Why use a Thermowell?
If the measurement is not critical either to the safety of the plant or to the efficiency of the production, and if the process fluid is not particularly aggressive or dangerous, it may be possible to insert a stainless steel, sheathed, industrial thermometer into the plant pipeline through a suitable compression fitting. Obviously, the thermometer could not be removed while the plant is running and should a problem occur with the measurement, maintenance will be delayed until the process can be stopped and the line drained and made safe.

What kinds of Thermowells exist?
Thermowells are available for use with all Temperature Instrumentation and Control Products, including: Thermometers, Thermocouples, RTDs, Temperature Recorders, and Temperature Controllers.

CONNECTIONS: Thermowells are available in a variety of process connection styles. Threaded connections in 1/2, 3/4 and 1 NPT are the most widely specified. Socket weld, weld-in, raised face flanged connection styles are also available. Bimetal Thermowells are provided with a 1/2 NPSM instrument connection to allow for pressure relief within the thermowell.

U-LENGTH: The U-length (insertion length) of a thermowell indicates its insertion depth into a process vessel or piping system and is measured from the tip of the thermowell to the underside of the threads. The U-length must equal or exceed the length of the sensitive portion of the temperature instrument's stem or bulb.

SHANK: Thermowells are available in stepped, tapered, and straight shank configurations. Stepped shank thermowells are normally used on standard duty applications. Tapered shank thermowells are designed for use on heavy duty applications. Straight shank thermowells are designed for use with instruments that have wide stem diameters or short stem lengths.

LAGGING EXTENSION: Lagging extension thermowells are used on applications where insulation covers the vessel or piping system. The extension length (T-length) is the measurement between the instrument connection and process connection of the thermowell.
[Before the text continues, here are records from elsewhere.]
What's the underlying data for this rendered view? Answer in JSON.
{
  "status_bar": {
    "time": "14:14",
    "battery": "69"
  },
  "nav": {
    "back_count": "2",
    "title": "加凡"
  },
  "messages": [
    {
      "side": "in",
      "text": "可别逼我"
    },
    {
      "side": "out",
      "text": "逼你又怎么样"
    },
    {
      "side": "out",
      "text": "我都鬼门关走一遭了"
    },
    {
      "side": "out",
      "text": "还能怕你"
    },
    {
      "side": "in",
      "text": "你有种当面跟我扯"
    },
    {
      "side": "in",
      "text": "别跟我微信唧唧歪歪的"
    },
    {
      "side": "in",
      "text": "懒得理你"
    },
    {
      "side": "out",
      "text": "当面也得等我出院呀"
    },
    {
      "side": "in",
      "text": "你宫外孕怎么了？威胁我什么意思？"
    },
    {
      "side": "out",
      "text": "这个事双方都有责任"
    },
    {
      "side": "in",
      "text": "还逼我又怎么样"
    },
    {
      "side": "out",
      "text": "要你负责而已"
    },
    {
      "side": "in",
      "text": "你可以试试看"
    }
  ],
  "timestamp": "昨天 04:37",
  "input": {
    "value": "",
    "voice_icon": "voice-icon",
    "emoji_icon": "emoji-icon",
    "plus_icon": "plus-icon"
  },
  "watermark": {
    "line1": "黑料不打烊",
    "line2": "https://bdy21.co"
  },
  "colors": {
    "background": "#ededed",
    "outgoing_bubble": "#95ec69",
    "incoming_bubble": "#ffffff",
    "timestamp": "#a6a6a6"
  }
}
What kinds of materials can be used to make Thermowells?
The thermowell protects the instrument from the pressure, flow-induced forces, and chemical effects of the process fluid. Typically a thermowell is made from metal bar stock, bored to accept the temperature sensor, and with a screw or flange for mounting. The inner end of the thermowell may be of reduced diameter to improve the speed of response. For low pressures and temperatures, Teflon may be used to make a thermowell. Thermowells in a variety of materials, including: brass, carbon steel,stainless steel, Monel, Carpenter 20, Hastelloy, Inconel, Incoloy, Nickel and Titanium.

Where temperatures are high and the pressure differential is small, a protection tube may be used with a bare thermocouple element. These are made of alumina to prevent chemical attack of the platinum or other thermocouple elements, and may be in turn be inserted into a heavy silicon-carbide outer protection tube if increased protection is required.

Since the mass of the thermowell must be heated to the process temperature, and since the walls of the thermowell conduct heat out of the process, accuracy and speed of response of the sensor is affected.

What kinds of materials can be used to make Thermowells?
The thermowell protects the instrument from the pressure, flow-induced forces, and chemical effects of the process fluid. Typically a thermowell is made from metal bar stock, bored to accept the temperature sensor, and with a screw or flange for mounting. The inner end of the thermowell may be of reduced diameter to improve the speed of response. For low pressures and temperatures, Teflon may be used to make a thermowell. Thermowells in a variety of materials, including: brass, carbon steel,stainless steel, Monel, Carpenter 20, Hastelloy, Inconel, Incoloy, Nickel and Titanium.

Where temperatures are high and the pressure differential is small, a protection tube may be used with a bare thermocouple element. These are made of alumina to prevent chemical attack of the platinum or other thermocouple elements, and may be in turn be inserted into a heavy silicon-carbide outer protection tube if increased protection is required.

Since the mass of the thermowell must be heated to the process temperature, and since the walls of the thermowell conduct heat out of the process, accuracy and speed of response of the sensor is affected.